_What is expected_
Each line in the entries that has the word "Calendar" has to be copied.

(Data about app and page elements)
□ □ □ □ □ □ □

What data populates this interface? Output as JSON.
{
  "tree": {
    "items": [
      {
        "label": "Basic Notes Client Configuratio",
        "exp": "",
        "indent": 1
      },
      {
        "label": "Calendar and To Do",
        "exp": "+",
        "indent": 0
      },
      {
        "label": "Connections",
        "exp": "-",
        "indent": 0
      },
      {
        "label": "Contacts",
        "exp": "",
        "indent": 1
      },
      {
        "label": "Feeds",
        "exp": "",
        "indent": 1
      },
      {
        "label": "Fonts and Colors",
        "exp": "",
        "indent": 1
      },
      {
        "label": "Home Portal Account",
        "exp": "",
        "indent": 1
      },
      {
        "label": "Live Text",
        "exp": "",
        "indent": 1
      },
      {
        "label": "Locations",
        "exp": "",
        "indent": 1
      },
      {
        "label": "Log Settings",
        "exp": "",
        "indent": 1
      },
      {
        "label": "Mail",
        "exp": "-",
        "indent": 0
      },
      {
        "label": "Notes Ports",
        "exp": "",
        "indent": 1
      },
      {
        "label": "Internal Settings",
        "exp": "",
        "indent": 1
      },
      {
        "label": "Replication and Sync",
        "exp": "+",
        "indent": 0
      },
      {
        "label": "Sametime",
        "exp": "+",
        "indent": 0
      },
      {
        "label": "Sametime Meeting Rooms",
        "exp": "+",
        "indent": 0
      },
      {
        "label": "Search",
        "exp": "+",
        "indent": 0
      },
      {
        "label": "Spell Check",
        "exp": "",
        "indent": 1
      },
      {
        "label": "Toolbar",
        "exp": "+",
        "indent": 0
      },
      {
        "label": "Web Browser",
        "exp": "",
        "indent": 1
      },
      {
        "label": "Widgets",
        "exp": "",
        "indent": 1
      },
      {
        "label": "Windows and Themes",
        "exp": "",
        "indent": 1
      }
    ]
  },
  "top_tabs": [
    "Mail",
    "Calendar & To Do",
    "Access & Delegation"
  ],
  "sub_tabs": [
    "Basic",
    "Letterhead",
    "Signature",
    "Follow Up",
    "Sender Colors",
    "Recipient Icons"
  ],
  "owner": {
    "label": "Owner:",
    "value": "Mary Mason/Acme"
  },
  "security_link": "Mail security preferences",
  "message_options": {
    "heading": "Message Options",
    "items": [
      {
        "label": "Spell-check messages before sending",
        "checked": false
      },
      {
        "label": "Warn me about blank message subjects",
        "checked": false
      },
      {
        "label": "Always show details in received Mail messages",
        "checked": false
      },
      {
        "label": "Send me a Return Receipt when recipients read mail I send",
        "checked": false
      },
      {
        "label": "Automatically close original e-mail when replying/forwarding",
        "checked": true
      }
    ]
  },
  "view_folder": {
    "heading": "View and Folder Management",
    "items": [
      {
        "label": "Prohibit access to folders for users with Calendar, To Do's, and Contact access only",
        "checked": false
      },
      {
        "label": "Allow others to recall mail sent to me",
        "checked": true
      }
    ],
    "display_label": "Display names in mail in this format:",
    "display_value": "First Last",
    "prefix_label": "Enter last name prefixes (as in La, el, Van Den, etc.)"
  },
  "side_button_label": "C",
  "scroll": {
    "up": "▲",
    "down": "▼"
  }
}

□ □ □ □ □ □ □

_Answer below_
        "label": "Calendar and To Do",
    "Calendar & To Do",
        "label": "Prohibit access to folders for users with Calendar, To Do's, and Contact access only",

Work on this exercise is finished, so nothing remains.